Go get him? What? Now? Wait!
Dr. McNutt had no time for questions and had already turned on his heels and was double-timing it to his office.
The vet who had just received the bad news was John, a full-bodied sixty-three-year-old veteran of the Korean War who had spent his life both before and after his years of military service in the cornfields of Kansas. Dr. McNutt escorted him and Paula, John’s wife, a short, sturdy woman with tired eyes, into my office. John sat silent and stared at the floor while the three of us quickly recapped the day’s events. Pragmatic from his silver flattop to his brown cowboy boots, John had never before seen a psychiatrist or a psychologist; he had never needed to.
But early that morning, John had come to the hospital complaining of fatigue and high blood pressure. He’d seen the physician, taken a bunch of tests, and then waited for the results, thinking he would just have to up his blood pressure medication. He merely wanted the new script and his discharge papers. He was ready to go back to work.
After reviewing John’s test results, however, the young VA doc had an unexpected diagnosis that he had to give John. He tried the “bad news, good news” approach: “John, the bad news is that your kidneys are failing. The good news is that you can live a relatively normal life with the help of dialysis.”
Paula said that John had handled this revelation well, initially—
until the physician had described the treatment regimen. “The closest dialysis center is about an hour and a half away from you. You will need to go there three times a week. Plan on being there mid-morning. You can be done by lunch, and you’ll have the afternoon to rest.”

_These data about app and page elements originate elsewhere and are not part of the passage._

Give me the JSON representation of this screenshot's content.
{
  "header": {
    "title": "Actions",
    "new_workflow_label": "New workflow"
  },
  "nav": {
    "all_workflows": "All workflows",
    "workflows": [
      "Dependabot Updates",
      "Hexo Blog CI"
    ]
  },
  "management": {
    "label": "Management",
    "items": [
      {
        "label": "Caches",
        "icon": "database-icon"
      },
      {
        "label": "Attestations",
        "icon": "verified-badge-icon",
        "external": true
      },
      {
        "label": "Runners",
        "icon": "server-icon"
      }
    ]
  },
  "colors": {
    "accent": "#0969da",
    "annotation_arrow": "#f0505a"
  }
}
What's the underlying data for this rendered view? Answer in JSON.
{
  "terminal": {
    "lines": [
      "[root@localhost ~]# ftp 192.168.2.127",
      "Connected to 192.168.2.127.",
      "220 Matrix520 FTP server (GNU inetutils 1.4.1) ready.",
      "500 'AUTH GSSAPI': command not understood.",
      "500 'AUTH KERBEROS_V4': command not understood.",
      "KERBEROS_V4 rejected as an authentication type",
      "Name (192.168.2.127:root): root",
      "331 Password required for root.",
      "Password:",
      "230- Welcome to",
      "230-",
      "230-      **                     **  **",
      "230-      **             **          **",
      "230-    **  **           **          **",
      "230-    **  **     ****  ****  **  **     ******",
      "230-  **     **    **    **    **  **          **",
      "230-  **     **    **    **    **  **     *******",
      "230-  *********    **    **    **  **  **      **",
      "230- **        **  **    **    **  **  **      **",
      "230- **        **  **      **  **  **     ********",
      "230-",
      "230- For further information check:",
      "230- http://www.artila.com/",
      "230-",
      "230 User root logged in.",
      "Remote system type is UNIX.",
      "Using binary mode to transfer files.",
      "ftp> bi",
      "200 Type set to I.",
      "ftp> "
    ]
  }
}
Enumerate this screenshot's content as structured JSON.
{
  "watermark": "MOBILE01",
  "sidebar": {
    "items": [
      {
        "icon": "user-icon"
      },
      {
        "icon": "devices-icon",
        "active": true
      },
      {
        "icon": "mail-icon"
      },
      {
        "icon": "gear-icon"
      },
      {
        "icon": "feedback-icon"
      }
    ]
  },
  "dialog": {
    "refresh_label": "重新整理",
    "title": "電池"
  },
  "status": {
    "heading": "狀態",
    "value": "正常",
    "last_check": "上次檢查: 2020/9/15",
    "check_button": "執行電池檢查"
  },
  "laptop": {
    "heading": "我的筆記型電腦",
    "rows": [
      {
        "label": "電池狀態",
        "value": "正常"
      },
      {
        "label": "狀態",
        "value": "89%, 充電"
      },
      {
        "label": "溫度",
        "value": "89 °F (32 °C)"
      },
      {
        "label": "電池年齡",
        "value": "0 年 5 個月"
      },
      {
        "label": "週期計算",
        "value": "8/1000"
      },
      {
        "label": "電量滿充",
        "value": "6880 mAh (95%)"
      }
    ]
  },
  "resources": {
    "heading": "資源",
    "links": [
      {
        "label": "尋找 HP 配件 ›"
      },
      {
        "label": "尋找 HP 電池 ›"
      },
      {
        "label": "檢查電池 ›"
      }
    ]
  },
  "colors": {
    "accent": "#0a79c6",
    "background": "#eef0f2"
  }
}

That’s when John started to lose it, Paula said. His first question was “Doc, how will I run my farm?” The doctor groped for an answer and came back with his own question: “Can someone else do it for you?”
To John, the diagnosis plus dialysis equaled a death sentence . . . for his farm. The internist made it clear that John could not run the farm while on dialysis, so that treatment option did not make sense. But not getting treated would also leave him too sick to work his fields.
So John was trapped:
Get kidney treatment, lose the farm.
Don’t get treatment, lose the farm.
John saw himself as a man with no future.
When John said the word
out loud, the internist sent him and Paula straight to the Mental Health Clinic. By the time they were shuttled over, John had mapped out a plan. He was going home to shoot himself. “I want to die. I will kill myself,” he said. And we all believed that he would.
A strong John Wayne type, he seemed like someone who would never give up. In fact, there was nothing in John’s past that suggested he would react this way. He was a survivor—he had already made it through a war, a big recession that hit his farm hard, and the summer floods of 1993, which turned his fields into a giant lake. For decades, nothing could knock this man down. But now, as he faced the idea of losing his beloved farm and the future he had worked for his entire life, John had given up on living.
When the full story was told in my office, Dr. McNutt said, “John, you are going home tonight. Shane here will see that you are safe.” McNutt patted me on the back extra hard and walked out of the room.